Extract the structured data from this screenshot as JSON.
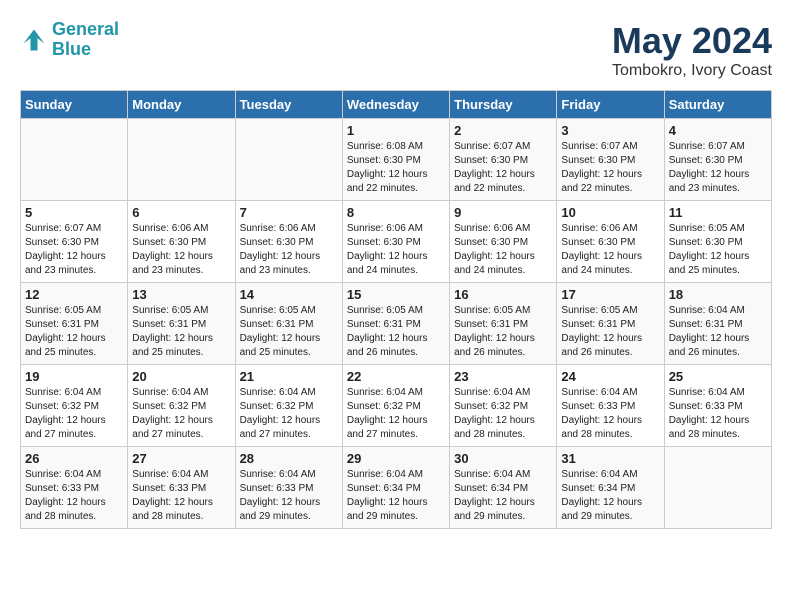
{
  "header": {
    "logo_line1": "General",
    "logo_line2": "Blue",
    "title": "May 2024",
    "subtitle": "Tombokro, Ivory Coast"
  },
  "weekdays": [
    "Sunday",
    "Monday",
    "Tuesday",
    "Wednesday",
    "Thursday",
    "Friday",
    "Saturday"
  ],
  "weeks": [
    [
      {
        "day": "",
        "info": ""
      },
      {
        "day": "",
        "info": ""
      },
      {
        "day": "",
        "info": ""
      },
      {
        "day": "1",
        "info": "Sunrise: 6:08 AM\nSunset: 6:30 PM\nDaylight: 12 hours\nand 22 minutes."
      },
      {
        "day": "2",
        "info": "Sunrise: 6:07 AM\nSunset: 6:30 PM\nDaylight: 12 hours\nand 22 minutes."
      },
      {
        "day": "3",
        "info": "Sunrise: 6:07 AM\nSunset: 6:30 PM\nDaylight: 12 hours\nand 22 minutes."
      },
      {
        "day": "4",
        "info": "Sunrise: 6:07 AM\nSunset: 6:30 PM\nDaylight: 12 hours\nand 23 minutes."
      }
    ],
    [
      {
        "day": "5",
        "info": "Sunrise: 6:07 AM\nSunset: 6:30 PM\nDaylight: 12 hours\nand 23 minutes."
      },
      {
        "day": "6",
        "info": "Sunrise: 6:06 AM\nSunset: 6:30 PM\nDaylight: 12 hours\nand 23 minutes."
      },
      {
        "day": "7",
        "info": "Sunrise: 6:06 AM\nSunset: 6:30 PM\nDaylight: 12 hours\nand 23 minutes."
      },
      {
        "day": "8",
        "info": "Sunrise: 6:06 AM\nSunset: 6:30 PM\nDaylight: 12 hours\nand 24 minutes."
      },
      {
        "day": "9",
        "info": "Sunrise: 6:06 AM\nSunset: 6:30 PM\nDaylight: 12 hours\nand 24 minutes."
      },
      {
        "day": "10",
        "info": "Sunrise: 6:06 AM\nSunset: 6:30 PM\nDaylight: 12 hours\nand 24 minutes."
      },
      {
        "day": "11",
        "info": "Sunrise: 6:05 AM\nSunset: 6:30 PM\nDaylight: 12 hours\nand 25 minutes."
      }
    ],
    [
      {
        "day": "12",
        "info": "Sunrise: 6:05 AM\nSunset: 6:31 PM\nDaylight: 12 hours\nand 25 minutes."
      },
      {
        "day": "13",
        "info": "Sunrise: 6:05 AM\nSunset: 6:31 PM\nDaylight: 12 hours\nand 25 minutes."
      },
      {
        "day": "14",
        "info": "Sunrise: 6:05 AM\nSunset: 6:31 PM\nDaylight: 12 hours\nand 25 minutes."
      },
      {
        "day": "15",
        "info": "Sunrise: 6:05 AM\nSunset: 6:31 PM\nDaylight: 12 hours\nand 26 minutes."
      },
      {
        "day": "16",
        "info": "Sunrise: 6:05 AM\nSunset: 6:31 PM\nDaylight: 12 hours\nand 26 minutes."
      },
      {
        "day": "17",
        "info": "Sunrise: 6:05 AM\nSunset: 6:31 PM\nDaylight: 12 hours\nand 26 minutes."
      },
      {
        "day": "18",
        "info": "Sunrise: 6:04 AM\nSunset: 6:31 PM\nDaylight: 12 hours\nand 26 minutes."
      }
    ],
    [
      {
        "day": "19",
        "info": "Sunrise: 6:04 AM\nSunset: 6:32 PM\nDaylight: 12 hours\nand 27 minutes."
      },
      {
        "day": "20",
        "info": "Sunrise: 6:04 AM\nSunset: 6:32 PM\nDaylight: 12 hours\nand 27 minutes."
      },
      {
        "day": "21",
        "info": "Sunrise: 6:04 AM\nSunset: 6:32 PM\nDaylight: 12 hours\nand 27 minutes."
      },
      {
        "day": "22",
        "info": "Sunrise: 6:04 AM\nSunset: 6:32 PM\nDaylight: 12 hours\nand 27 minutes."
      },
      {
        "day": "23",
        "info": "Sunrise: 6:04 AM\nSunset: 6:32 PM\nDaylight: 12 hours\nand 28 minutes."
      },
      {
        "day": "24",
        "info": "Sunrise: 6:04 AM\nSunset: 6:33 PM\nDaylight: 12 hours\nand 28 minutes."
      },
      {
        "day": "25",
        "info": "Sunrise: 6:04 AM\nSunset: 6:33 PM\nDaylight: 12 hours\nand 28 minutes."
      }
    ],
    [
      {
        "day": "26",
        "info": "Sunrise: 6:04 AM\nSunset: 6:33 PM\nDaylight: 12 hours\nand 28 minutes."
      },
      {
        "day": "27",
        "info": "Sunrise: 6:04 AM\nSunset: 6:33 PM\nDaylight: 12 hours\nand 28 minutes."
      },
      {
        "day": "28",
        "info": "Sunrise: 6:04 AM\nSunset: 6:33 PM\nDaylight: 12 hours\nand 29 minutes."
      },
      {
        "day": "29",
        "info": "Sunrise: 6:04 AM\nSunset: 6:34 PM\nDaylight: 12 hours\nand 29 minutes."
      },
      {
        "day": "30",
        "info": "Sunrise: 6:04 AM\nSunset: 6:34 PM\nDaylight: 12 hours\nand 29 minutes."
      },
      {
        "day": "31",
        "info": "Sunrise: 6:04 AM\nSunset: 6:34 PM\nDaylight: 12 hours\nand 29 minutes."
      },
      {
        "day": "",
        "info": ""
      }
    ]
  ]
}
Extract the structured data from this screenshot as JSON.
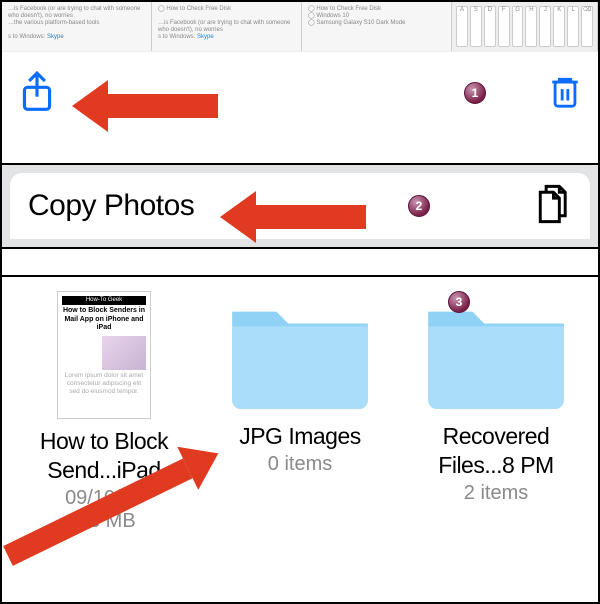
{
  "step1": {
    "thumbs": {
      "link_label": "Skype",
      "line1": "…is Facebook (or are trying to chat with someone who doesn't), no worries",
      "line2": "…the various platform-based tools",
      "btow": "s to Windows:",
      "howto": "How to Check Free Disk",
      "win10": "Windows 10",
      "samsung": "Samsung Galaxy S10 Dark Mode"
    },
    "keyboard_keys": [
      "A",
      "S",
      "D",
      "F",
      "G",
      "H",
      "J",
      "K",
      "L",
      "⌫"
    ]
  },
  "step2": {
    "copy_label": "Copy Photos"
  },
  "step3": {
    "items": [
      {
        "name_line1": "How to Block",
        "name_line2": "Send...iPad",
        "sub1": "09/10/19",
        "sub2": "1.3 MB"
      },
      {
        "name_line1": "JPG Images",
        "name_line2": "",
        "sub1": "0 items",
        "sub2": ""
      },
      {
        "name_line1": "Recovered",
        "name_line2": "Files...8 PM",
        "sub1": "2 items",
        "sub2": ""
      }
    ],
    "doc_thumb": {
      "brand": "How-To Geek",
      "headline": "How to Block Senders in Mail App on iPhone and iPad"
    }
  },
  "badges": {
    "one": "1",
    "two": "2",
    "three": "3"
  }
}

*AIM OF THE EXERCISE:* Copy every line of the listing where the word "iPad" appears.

*ANSWER:*
        "name_line2": "Send...iPad",
      "headline": "How to Block Senders in Mail App on iPhone and iPad"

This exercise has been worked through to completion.